Alimony payments aren’t just for men, and women these days are paying up. Sherri Shepherd pays $4,100 per month in child support. Halle Berry was ordered to pay $16,000 per month in child support and $415,00 in retroactive support. Madonna’s representatives reportedly say she was ordered to pay $60 to $70 million. Roseanne Barr had to pay over $20 million. Even Mel B., who is supposed to get $7 million in child support from comedian Eddie Murphy, had to pay $2.8 million to her previous husband in alimony. And that’s just a few professional women of many.
One positive spin on women continuing to make more money in their respective industries is that not all of them may even choose to pursue alimony. The divorce between Russell Simmons and Kimora Lee Simmons is a primary example of a couple parting ways but still being financially comfortable enough to continue running their business without marital legal battles. Simmons, on his Global Grind website, clarified that “I damn sure don’t pay nor have I ever paid alimony (Kimora does just fine).” (Even after she had to give up Baby Phat, the fashion icon is still doing all right for herself in the fashion world.) Russell Simmons does reportedly pay child support though, estimated at $20,000 per month.
Now is this the usual case in serious relationships? No. Could it be? Depends.
When the average relationship is all about romantic dinners, pet names and/or family life, there may be less talk about the business grind. Then that relationship ends. Now these two are screaming about who was financially successful first and who did what to keep that income coming. Legally though, the court system wants to hear more than finger pointing.
Alimony and child support don’t just take into account a timeline of earnings while the two were an item. Other important factors include how much they both were needed in order for the compan(ies) to succeed; the amount of income each party receives from the business(es); how separating business and property could affect future income for both; and whether the couple was considered business partners before splitting up. If kids are involved, child expenses for 18 years or less will definitely play out, too.
When a business woman starts seriously thinking about having a child or marrying a partner, or simply cohabitating, here are things to keep in mind.
First the state where the entrepreneurial woman resides factors into the determination of what is considered marital property. A community property state classifies marital property differently from a common law property state.
In Illinois (a common law property state), marital property is defined as all property, including debts and other obligations, acquired by either spouse after the marriage. Nonmarital property is property that was owned by either spouse prior to the marriage. Gifts or inheritances a spouse receives during the marriage is generally treated as nonmarital property.
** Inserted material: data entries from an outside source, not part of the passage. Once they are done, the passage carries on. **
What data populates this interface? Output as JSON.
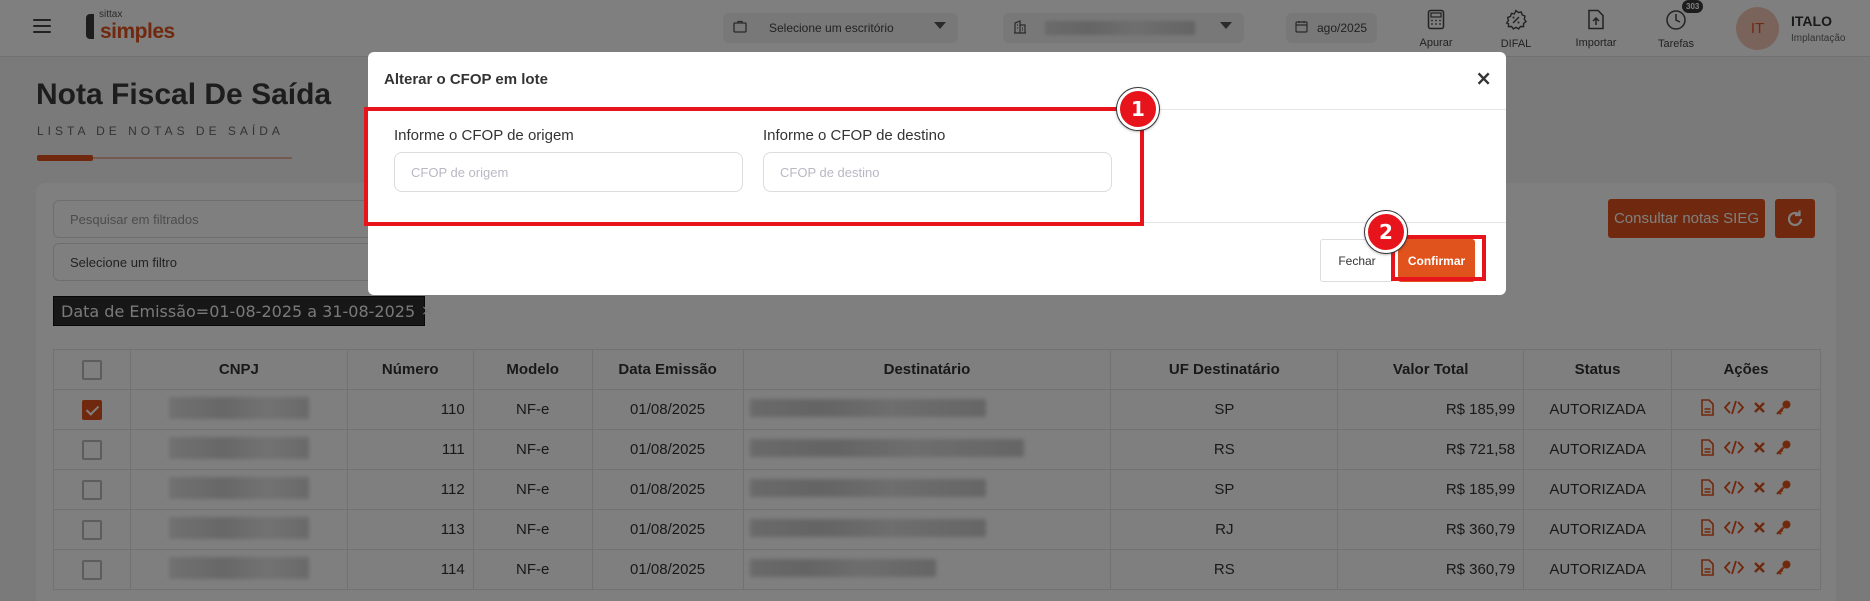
{
  "topbar": {
    "logo_small": "sittax",
    "logo_big": "simples",
    "office_placeholder": "Selecione um escritório",
    "period": "ago/2025",
    "tools": [
      {
        "label": "Apurar",
        "icon": "calculator-icon"
      },
      {
        "label": "DIFAL",
        "icon": "percent-badge-icon"
      },
      {
        "label": "Importar",
        "icon": "upload-file-icon"
      },
      {
        "label": "Tarefas",
        "icon": "clock-icon",
        "badge": "303"
      }
    ],
    "user_initials": "IT",
    "user_name": "ITALO",
    "user_role": "Implantação"
  },
  "page": {
    "title": "Nota Fiscal De Saída",
    "subtitle": "LISTA DE NOTAS DE SAÍDA"
  },
  "filters": {
    "search_placeholder": "Pesquisar em filtrados",
    "select_placeholder": "Selecione um filtro",
    "active_chip": "Data de Emissão=01-08-2025 a 31-08-2025",
    "chip_close": "×"
  },
  "actions": {
    "sieg_label": "Consultar notas SIEG"
  },
  "table": {
    "headers": [
      "CNPJ",
      "Número",
      "Modelo",
      "Data Emissão",
      "Destinatário",
      "UF Destinatário",
      "Valor Total",
      "Status",
      "Ações"
    ],
    "rows": [
      {
        "checked": true,
        "numero": "110",
        "modelo": "NF-e",
        "data": "01/08/2025",
        "uf": "SP",
        "valor": "R$ 185,99",
        "status": "AUTORIZADA"
      },
      {
        "checked": false,
        "numero": "111",
        "modelo": "NF-e",
        "data": "01/08/2025",
        "uf": "RS",
        "valor": "R$ 721,58",
        "status": "AUTORIZADA"
      },
      {
        "checked": false,
        "numero": "112",
        "modelo": "NF-e",
        "data": "01/08/2025",
        "uf": "SP",
        "valor": "R$ 185,99",
        "status": "AUTORIZADA"
      },
      {
        "checked": false,
        "numero": "113",
        "modelo": "NF-e",
        "data": "01/08/2025",
        "uf": "RJ",
        "valor": "R$ 360,79",
        "status": "AUTORIZADA"
      },
      {
        "checked": false,
        "numero": "114",
        "modelo": "NF-e",
        "data": "01/08/2025",
        "uf": "RS",
        "valor": "R$ 360,79",
        "status": "AUTORIZADA"
      }
    ]
  },
  "modal": {
    "title": "Alterar o CFOP em lote",
    "close": "×",
    "origem_label": "Informe o CFOP de origem",
    "origem_placeholder": "CFOP de origem",
    "destino_label": "Informe o CFOP de destino",
    "destino_placeholder": "CFOP de destino",
    "fechar_label": "Fechar",
    "confirmar_label": "Confirmar"
  },
  "annotations": {
    "marker_1": "1",
    "marker_2": "2"
  },
  "colors": {
    "accent": "#e0531c",
    "highlight": "#e8141c",
    "overlay": "rgba(0,0,0,0.5)"
  }
}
An entrepreneurial woman should not breathe a sigh of relief and think the business she started prior to getting married will not be equitably divided as part of the marital estate. In relationships, spouses typically contribute toward the growth of the other spouse’s business. For example, a spouse may make a capital contribution of $5,000 into the entrepreneurial spouse’s business during a slow period to help keep the business afloat.
Illinois law provides that financial contributions one spouse makes into the other spouse’s business is treated as marital property. If the couple were to get divorced, the entrepreneurial woman’s spouse would be able to assert a $5,000 reimbursement claim against the marital estate.
How can a female entrepreneur ensure the business she worked so hard to establish cannot be equitably divided as part of the marital estate?
Under Illinois law, “property excluded by a valid agreement of the parties, including a premarital agreement or postnuptial agreement “ is not considered marital property.
Yes, ladies, he may have “put a ring on it,” but you may want to ask your future spouse to sign a prenuptial agreement. For a prenuptial agreement to be valid in Illinois, it must be in writing and voluntarily signed by both parties.
If a spouse can show that the prenuptial agreement was signed under duress, then a court may invalidate the prenuptial agreement.
For entrepreneurial and career women cohabiting with their significant others, check out “Is the ‘inconvenience fee’ the answer to no prenup? Mariah Carey may make it that way.”
Have more questions about divorce or prenuptial agreements? Contact J. Paye & Associates today.
Shamontiel L. Vaughn contributed to this blog. Find out more about her at Shamontiel.com.
The information contained here is intended to provide useful information on the topic covered but should not be construed as one-size-fits-all legal advice. Speak to an attorney specifically about your contractual agreement for specific terms and conditions.